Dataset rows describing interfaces
# # #
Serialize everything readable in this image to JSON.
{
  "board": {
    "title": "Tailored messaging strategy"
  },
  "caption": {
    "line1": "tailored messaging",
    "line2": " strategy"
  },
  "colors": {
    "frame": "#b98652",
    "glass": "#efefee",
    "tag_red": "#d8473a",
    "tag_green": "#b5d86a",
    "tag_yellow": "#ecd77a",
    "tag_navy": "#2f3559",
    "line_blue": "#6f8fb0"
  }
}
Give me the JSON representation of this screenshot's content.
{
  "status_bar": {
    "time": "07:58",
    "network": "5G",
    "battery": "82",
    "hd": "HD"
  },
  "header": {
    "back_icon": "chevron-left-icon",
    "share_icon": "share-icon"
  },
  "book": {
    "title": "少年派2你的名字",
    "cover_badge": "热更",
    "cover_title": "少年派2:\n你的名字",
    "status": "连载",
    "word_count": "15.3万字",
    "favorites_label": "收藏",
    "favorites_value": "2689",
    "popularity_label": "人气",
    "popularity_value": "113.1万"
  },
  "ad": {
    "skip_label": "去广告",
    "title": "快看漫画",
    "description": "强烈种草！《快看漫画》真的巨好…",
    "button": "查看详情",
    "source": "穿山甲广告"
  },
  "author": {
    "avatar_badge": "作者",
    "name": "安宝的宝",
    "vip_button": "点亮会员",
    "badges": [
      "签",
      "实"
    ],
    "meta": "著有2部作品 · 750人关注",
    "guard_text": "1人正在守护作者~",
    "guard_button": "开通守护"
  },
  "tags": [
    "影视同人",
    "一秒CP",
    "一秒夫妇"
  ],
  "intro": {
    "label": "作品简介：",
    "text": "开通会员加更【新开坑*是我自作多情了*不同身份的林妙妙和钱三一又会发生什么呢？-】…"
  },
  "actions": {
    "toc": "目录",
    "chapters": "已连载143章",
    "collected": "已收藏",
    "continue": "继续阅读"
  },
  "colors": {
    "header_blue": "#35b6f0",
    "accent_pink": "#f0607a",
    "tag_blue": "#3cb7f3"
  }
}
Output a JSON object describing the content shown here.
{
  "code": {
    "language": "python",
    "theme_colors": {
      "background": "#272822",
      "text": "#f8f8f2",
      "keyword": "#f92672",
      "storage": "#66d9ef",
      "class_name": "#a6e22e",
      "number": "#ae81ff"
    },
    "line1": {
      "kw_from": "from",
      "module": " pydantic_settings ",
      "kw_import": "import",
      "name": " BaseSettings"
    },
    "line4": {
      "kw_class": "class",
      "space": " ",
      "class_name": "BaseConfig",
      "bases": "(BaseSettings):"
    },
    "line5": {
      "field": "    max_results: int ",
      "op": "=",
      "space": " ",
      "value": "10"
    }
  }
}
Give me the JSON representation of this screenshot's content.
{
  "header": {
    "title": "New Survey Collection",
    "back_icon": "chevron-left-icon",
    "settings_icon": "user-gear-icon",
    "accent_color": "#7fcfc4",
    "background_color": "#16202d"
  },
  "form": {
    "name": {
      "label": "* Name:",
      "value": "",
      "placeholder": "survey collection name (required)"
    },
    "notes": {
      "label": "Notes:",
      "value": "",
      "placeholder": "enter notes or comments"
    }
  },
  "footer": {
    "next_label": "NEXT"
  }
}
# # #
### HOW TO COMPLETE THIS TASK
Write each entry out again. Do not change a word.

### WRITTEN SOLUTION
Serialize everything readable in this image to JSON.
{
  "board": {
    "title": "Tailored messaging strategy"
  },
  "caption": {
    "line1": "tailored messaging",
    "line2": " strategy"
  },
  "colors": {
    "frame": "#b98652",
    "glass": "#efefee",
    "tag_red": "#d8473a",
    "tag_green": "#b5d86a",
    "tag_yellow": "#ecd77a",
    "tag_navy": "#2f3559",
    "line_blue": "#6f8fb0"
  }
}
Give me the JSON representation of this screenshot's content.
{
  "status_bar": {
    "time": "07:58",
    "network": "5G",
    "battery": "82",
    "hd": "HD"
  },
  "header": {
    "back_icon": "chevron-left-icon",
    "share_icon": "share-icon"
  },
  "book": {
    "title": "少年派2你的名字",
    "cover_badge": "热更",
    "cover_title": "少年派2:\n你的名字",
    "status": "连载",
    "word_count": "15.3万字",
    "favorites_label": "收藏",
    "favorites_value": "2689",
    "popularity_label": "人气",
    "popularity_value": "113.1万"
  },
  "ad": {
    "skip_label": "去广告",
    "title": "快看漫画",
    "description": "强烈种草！《快看漫画》真的巨好…",
    "button": "查看详情",
    "source": "穿山甲广告"
  },
  "author": {
    "avatar_badge": "作者",
    "name": "安宝的宝",
    "vip_button": "点亮会员",
    "badges": [
      "签",
      "实"
    ],
    "meta": "著有2部作品 · 750人关注",
    "guard_text": "1人正在守护作者~",
    "guard_button": "开通守护"
  },
  "tags": [
    "影视同人",
    "一秒CP",
    "一秒夫妇"
  ],
  "intro": {
    "label": "作品简介：",
    "text": "开通会员加更【新开坑*是我自作多情了*不同身份的林妙妙和钱三一又会发生什么呢？-】…"
  },
  "actions": {
    "toc": "目录",
    "chapters": "已连载143章",
    "collected": "已收藏",
    "continue": "继续阅读"
  },
  "colors": {
    "header_blue": "#35b6f0",
    "accent_pink": "#f0607a",
    "tag_blue": "#3cb7f3"
  }
}
Output a JSON object describing the content shown here.
{
  "code": {
    "language": "python",
    "theme_colors": {
      "background": "#272822",
      "text": "#f8f8f2",
      "keyword": "#f92672",
      "storage": "#66d9ef",
      "class_name": "#a6e22e",
      "number": "#ae81ff"
    },
    "line1": {
      "kw_from": "from",
      "module": " pydantic_settings ",
      "kw_import": "import",
      "name": " BaseSettings"
    },
    "line4": {
      "kw_class": "class",
      "space": " ",
      "class_name": "BaseConfig",
      "bases": "(BaseSettings):"
    },
    "line5": {
      "field": "    max_results: int ",
      "op": "=",
      "space": " ",
      "value": "10"
    }
  }
}
Give me the JSON representation of this screenshot's content.
{
  "header": {
    "title": "New Survey Collection",
    "back_icon": "chevron-left-icon",
    "settings_icon": "user-gear-icon",
    "accent_color": "#7fcfc4",
    "background_color": "#16202d"
  },
  "form": {
    "name": {
      "label": "* Name:",
      "value": "",
      "placeholder": "survey collection name (required)"
    },
    "notes": {
      "label": "Notes:",
      "value": "",
      "placeholder": "enter notes or comments"
    }
  },
  "footer": {
    "next_label": "NEXT"
  }
}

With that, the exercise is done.